Task goal: Pick the lines holding the string "handwriting" out of the records and copy them.

═══ Provided data ═══

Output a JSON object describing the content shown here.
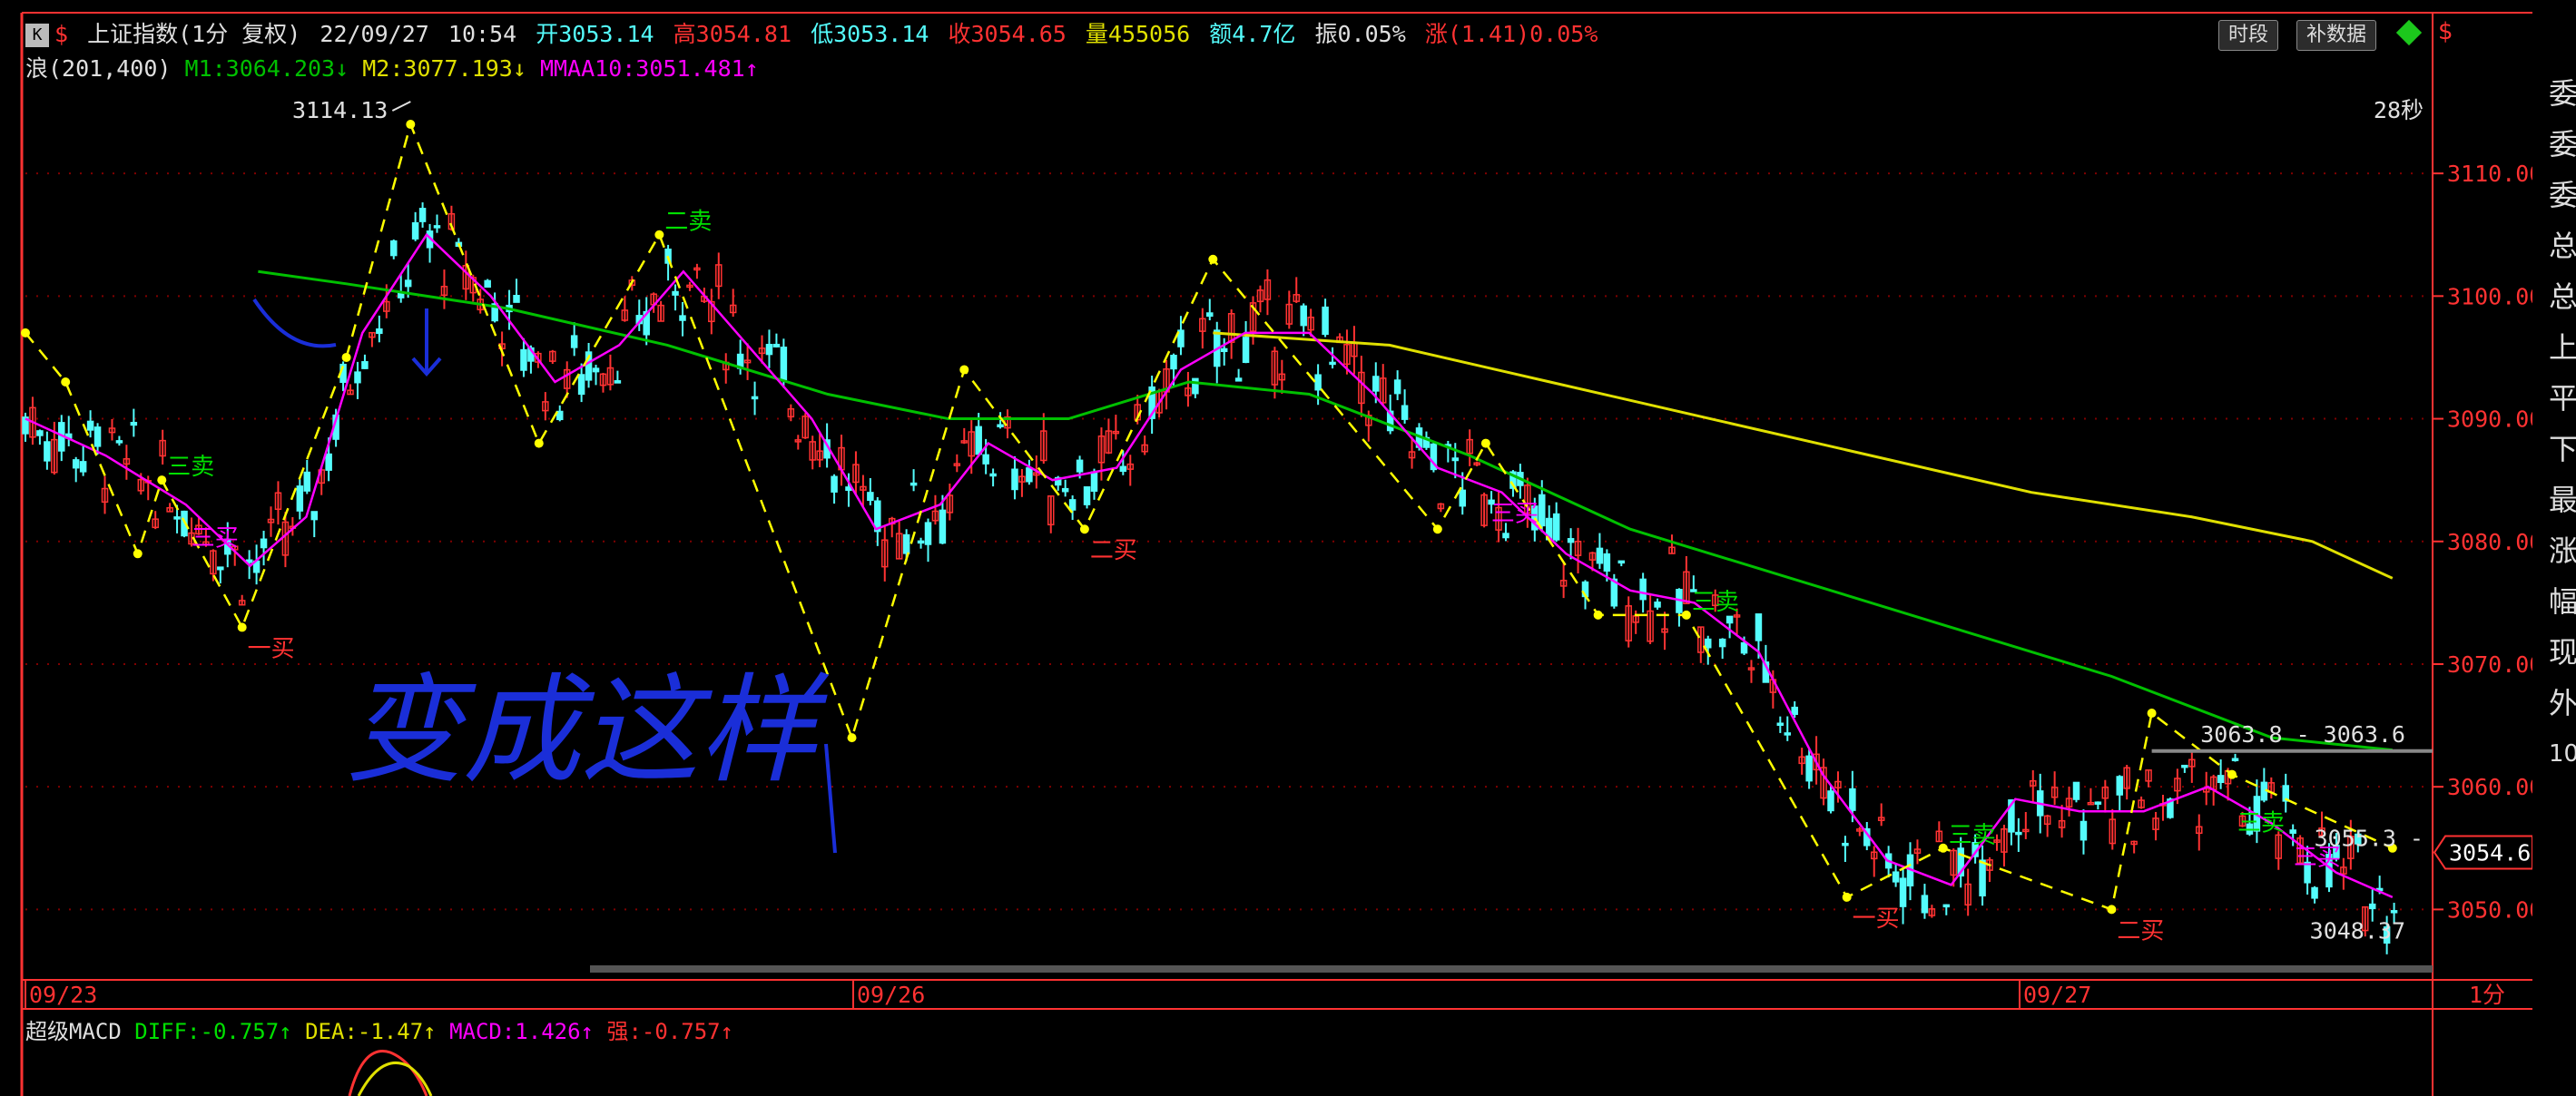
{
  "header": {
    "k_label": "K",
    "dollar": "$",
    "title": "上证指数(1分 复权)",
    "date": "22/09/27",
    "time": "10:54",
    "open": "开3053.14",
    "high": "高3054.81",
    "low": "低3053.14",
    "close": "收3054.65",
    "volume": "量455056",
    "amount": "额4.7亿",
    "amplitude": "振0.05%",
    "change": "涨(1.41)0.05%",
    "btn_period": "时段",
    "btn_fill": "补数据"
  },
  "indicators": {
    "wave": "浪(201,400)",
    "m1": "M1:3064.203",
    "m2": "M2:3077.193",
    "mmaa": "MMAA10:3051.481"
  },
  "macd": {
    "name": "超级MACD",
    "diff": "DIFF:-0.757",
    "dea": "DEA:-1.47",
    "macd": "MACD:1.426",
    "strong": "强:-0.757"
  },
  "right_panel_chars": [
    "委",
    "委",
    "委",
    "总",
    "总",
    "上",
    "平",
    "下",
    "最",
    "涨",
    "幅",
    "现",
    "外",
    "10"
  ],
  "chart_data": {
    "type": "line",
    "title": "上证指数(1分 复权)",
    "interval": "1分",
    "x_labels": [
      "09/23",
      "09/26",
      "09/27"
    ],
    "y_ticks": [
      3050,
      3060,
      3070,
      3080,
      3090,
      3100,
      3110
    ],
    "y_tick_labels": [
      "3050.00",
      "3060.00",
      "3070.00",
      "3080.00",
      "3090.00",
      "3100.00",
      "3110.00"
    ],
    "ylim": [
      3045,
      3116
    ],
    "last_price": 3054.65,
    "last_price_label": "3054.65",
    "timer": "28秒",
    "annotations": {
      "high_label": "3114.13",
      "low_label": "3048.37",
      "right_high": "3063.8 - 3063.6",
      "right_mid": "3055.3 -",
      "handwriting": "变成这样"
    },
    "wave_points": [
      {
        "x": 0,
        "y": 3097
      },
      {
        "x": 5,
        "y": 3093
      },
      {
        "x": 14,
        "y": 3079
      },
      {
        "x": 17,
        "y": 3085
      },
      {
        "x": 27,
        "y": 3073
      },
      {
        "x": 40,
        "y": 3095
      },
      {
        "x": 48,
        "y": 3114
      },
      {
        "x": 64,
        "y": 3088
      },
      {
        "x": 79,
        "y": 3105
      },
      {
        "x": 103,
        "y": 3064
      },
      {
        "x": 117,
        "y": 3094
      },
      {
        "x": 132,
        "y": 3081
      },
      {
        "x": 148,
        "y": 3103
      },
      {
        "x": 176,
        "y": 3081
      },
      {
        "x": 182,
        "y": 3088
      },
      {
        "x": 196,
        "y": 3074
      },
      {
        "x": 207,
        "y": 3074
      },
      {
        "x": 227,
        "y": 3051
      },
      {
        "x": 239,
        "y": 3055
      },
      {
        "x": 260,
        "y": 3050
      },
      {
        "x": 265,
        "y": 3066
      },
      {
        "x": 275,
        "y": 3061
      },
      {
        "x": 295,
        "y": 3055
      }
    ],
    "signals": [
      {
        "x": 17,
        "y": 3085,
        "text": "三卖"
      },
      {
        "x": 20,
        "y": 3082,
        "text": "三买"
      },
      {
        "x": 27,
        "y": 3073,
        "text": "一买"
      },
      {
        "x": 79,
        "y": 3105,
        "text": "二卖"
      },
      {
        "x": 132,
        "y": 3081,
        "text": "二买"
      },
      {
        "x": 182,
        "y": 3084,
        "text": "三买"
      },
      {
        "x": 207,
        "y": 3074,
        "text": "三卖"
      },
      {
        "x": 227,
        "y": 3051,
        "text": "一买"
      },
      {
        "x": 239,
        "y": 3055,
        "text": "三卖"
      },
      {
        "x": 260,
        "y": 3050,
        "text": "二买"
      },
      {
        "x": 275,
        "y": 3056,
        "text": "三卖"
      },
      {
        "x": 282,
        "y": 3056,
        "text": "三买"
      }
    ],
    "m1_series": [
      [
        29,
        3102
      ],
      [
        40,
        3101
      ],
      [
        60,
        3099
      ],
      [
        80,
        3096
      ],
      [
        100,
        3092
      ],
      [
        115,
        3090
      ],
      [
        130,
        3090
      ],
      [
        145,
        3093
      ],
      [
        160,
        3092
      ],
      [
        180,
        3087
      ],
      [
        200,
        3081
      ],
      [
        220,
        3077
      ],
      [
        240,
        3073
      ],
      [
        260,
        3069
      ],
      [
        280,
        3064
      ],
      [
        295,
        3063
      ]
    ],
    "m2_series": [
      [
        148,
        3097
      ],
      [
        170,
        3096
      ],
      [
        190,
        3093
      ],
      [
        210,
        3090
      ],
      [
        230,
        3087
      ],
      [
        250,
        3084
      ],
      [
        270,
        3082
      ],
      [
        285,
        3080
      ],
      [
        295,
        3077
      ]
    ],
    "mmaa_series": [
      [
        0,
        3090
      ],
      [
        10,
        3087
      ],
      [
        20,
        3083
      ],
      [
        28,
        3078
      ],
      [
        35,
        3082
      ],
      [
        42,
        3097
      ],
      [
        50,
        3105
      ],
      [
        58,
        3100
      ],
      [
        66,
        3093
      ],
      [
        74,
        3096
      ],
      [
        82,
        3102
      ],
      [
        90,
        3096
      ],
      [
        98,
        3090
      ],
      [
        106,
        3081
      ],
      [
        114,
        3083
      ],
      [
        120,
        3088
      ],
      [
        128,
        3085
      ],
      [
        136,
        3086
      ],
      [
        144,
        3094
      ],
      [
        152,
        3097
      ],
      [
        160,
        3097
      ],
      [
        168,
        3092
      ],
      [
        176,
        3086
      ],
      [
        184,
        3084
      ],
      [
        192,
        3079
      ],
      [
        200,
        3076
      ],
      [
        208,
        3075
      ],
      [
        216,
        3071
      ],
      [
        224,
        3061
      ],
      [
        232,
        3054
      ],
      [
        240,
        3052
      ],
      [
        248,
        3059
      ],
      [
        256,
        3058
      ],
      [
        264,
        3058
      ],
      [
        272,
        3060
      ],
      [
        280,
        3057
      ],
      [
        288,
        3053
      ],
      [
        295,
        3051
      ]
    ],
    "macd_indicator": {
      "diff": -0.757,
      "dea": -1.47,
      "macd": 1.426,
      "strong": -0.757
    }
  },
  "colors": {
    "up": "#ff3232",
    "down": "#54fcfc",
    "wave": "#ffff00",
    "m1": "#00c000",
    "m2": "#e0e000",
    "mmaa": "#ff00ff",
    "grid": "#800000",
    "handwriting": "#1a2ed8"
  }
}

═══

Exercise result:
      "handwriting": "变成这样"
    "handwriting": "#1a2ed8"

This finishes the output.